Teacher twitter invasion has students in search of new social media forum

Jacob Brase | Staff Writer

A new, yet all too familiar, audience has joined Twitter, creating concern among students at Mason High School.

On August 8 and 9, over 900 educators from Mason and surrounding districts gathered to discuss learning techniques at the second annual Mason Learning Series (MLS).

The Learning Series was a combination of conferences, speeches and classes, this year with a focus on using Twitter. Keynote speaker George Couros encouraged teachers to use Twitter to connect with students.

After attending the Mason Learning Series this year, Digital Image Design teacher Dan McKay said that Couros encouraged him to tweet in order to be heard by students.

“Couros’ main message was that if teachers don’t use Twitter, they’re becoming illiterate,” McKay said. “He really encouraged people to do things through Twitter.”

While Couros is not affiliated with Mason, the district used his message at the Mason Learning Series to get through to teachers.

McKay said this was the first time he has seen the school come out and advocate Twitter usage among all Mason teachers.

“It was the first time Twitter was being encouraged at a district level,” McKay said. “Twitter was a big push.”

McKay said this advocacy caused many teachers to use Twitter who have not before.

“Two years ago, I knew some people used (Twitter), but it wasn’t very widespread at all,” McKay said. “Now it seems to be super prevalent; pretty much my entire Twitter feed is teachers’ posts.”

English teacher Betsy Carras was skeptical of teachers on Twitter before the Mason Learning Series, but after listening to Couros speak, she had a change of heart.

“If I didn’t go to MLS, I wouldn’t be using Twitter,” Carras said. “They really got teachers excited about using Twitter; that’s why we’re seeing such a sudden transition.”

Mason City Schools Chief Innovation Officer Jonathan Cooper has plans for Twitter to be a key part in his innovation plan for the district. He said using Twitter helps eliminate boundaries for students’ education.

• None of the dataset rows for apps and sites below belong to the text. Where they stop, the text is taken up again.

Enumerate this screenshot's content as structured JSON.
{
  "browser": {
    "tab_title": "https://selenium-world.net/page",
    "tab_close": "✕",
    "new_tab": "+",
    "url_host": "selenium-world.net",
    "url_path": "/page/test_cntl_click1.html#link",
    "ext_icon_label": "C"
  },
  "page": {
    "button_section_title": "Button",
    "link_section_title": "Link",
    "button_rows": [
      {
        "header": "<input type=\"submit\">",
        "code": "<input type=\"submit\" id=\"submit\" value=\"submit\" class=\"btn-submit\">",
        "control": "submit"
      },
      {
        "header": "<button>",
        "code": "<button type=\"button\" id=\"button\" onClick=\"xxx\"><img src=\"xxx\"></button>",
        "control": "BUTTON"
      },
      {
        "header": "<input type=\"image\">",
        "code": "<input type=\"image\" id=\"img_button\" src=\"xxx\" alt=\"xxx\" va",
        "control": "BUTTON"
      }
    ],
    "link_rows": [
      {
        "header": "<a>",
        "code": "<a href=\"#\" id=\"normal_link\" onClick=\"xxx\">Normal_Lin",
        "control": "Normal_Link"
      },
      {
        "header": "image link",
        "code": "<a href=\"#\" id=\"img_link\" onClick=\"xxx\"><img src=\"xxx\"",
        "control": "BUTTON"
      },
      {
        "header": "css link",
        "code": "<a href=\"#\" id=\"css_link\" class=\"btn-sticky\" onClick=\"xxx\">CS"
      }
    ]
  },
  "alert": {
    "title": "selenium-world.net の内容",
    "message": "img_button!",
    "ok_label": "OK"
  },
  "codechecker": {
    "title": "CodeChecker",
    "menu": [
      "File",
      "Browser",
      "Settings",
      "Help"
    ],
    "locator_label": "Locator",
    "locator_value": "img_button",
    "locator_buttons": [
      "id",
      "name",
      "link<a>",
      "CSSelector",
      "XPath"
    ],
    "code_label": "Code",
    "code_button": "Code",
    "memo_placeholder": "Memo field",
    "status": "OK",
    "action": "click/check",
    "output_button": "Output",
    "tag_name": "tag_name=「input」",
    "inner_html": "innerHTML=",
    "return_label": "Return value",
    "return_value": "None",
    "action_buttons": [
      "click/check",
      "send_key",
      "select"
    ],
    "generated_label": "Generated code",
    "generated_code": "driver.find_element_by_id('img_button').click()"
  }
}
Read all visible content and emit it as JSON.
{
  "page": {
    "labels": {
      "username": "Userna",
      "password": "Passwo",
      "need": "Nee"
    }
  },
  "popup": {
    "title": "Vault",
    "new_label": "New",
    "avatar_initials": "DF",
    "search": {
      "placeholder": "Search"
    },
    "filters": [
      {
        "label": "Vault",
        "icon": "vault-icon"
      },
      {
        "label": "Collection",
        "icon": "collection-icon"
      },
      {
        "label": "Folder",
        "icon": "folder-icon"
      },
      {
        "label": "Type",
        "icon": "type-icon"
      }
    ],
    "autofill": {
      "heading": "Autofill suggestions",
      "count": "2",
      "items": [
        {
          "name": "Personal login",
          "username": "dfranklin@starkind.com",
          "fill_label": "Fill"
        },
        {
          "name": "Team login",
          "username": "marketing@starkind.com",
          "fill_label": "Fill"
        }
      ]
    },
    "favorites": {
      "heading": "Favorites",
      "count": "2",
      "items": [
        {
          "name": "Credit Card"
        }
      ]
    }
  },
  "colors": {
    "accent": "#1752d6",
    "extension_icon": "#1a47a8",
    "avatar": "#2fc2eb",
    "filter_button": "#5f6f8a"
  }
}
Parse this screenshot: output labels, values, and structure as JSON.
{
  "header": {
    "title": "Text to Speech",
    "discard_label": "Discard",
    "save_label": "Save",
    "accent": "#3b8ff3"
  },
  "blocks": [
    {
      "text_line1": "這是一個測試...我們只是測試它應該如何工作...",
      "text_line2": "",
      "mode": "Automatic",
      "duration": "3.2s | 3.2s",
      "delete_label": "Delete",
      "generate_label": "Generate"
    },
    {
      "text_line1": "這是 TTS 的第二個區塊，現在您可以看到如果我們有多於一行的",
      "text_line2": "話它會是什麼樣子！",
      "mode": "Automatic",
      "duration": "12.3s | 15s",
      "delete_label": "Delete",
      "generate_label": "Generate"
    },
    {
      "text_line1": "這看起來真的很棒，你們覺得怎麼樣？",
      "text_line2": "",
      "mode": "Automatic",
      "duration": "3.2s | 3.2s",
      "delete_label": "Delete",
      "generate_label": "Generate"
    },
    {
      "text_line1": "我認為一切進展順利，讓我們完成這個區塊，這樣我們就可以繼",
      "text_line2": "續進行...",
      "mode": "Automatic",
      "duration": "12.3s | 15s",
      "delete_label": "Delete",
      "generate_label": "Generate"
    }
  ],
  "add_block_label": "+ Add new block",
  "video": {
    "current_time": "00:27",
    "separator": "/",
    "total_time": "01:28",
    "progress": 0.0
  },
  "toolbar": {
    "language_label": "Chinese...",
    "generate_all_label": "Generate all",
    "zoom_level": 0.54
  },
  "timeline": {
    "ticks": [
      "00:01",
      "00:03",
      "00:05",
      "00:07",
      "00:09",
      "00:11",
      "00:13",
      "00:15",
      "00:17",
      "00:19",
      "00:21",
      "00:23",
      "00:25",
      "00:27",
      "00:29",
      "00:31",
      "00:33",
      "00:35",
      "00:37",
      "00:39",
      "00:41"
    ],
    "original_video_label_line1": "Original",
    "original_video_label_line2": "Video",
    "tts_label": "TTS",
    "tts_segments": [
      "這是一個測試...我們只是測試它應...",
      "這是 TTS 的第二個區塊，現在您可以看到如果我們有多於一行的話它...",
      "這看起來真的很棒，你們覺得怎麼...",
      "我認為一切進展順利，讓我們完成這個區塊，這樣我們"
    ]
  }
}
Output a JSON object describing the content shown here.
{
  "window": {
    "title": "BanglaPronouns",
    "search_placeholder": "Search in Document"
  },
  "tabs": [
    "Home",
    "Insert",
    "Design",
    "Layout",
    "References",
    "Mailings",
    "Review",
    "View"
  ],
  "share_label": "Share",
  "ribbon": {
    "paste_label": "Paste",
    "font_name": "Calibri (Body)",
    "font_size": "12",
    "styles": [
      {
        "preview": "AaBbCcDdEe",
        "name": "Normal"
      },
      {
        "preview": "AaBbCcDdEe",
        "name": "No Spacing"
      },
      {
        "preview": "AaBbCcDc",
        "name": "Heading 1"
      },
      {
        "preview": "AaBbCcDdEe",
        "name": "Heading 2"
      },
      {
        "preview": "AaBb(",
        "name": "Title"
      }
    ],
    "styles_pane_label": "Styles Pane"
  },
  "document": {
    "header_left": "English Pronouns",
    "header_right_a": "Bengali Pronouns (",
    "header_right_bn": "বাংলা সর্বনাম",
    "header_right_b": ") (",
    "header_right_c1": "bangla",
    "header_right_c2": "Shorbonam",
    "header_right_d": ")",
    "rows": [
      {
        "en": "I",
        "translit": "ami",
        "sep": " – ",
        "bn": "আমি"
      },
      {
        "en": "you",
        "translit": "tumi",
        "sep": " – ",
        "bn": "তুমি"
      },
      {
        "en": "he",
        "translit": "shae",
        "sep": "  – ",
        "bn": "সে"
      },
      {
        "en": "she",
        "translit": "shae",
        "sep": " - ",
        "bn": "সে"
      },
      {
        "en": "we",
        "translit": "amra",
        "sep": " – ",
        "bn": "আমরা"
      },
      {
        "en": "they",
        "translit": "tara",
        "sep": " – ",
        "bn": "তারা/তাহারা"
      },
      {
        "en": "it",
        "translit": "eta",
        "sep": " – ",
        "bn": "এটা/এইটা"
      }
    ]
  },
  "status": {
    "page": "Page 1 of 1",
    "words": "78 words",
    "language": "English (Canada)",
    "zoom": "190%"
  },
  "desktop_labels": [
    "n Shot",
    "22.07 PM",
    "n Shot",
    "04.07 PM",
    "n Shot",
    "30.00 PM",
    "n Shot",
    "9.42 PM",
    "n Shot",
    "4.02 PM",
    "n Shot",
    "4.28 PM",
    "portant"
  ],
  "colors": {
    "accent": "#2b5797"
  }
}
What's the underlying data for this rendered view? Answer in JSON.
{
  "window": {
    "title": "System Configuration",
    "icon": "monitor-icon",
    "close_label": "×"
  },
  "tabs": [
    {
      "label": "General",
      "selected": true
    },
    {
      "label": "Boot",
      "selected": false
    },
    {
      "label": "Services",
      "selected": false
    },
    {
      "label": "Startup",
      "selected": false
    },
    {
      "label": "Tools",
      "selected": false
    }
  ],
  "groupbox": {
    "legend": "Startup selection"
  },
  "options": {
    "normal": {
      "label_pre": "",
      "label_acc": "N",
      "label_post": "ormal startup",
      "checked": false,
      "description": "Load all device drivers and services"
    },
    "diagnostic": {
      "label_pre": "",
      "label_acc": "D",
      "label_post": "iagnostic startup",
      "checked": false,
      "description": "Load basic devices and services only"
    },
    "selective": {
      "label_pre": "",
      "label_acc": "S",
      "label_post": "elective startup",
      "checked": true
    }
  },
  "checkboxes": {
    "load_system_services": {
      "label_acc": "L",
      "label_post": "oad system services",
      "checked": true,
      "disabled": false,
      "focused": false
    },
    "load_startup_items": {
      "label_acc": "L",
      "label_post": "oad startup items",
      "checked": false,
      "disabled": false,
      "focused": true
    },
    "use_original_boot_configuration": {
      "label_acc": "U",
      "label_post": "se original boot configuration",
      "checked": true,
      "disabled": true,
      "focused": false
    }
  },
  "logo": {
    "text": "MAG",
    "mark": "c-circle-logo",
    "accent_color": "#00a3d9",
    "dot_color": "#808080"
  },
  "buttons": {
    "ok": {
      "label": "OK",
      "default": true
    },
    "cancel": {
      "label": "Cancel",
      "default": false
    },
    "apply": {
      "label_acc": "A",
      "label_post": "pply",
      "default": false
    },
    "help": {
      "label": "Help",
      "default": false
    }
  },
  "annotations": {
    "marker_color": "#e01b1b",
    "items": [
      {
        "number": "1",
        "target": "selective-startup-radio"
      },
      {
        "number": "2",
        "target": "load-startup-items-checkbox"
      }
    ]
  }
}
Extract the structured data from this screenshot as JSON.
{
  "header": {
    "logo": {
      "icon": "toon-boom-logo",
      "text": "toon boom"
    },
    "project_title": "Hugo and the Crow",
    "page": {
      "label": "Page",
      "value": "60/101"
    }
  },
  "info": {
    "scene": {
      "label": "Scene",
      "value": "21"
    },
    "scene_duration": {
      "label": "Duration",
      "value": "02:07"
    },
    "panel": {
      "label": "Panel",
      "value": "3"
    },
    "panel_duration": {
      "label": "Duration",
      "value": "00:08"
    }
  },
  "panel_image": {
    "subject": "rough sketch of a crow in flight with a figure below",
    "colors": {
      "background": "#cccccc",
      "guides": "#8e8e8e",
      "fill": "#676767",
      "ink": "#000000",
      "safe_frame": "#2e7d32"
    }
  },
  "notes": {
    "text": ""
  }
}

“I hope that students and teachers start to see each other (on Twitter) as learners that are a part of a larger community,” Cooper said. “I want teachers to be able to look on students’ Twitter accounts and understand the things that are important to that student.”

While teachers are just joining Twitter, most students at MHS have been using Twitter for years.

Sophomore Jack Cooper has been using Twitter for three years. Cooper says that the social media site has been the student platform for many years, and teachers’ being on Twitter jeopardises that.

“I’ve seen a lot of teachers create Twitter accounts and follow their students,” Cooper said. “They’re kind of invading our space, and I think a lot of students don’t want to post as much now.”

Cooper said that staff and students have different purposes for Twitter.

“Students are on Twitter to interact with each other and make funny content,” Cooper said. “Now that teachers are on Twitter, they’re trying to change the way we use it; they’re trying to make it a platform for education.”

This year over 40 percent of teachers are on Twitter, and posts with #MasonLearns and #MasonShines are very commonly seen from these teachers.

The hashtags were used to get teachers to start tweeting at the Mason Learning Series and has since accumulated over 185,674 impressions, or views by Twitter users, making it clear that teachers are involved on this platform.

For some students at MHS, the idea of teachers seeing their posts is a scary thing.

Junior Julia Goldfarb said that she uses Twitter for comedic purposes but fears her humor may be misunderstood by teachers..

“I like to make people laugh, (but) that humor is directed towards people my age,” Goldfarb said. “Teachers don’t understand the humor of kids and their different slang because of the age difference; they might misinterpret something. I don’t want teachers to see what I’m tweeting. Some of it’s weird, and I don’t want teachers to have a bad impression of me.”

As students are seeing teachers on Twitter, they can react to it in many different ways. The way they handle it will heavily impact the way students use Twitter. While Some students do not mind teachers joining, it may discourage many from using the social media.

Goldfarb said that students will utilize other social medias to compensate for their lack of privacy on Twitter.

“Students are realizing that teachers are crossing over a boundary,” Goldfarb said. “I think they’ll gradually start to limit what they’re sharing, and share it over different social medias.”

While the district is attempting to connect with its students, this effort may fail, for McKay said students could go as far as leaving Twitter to use a different platform.

“I can understand how when older people suddenly are all trying to use the cool new thing that teenagers use, it comes off wrong to students,” McKay said. “I wouldn’t be surprised if this causes students to migrate to a different social media.”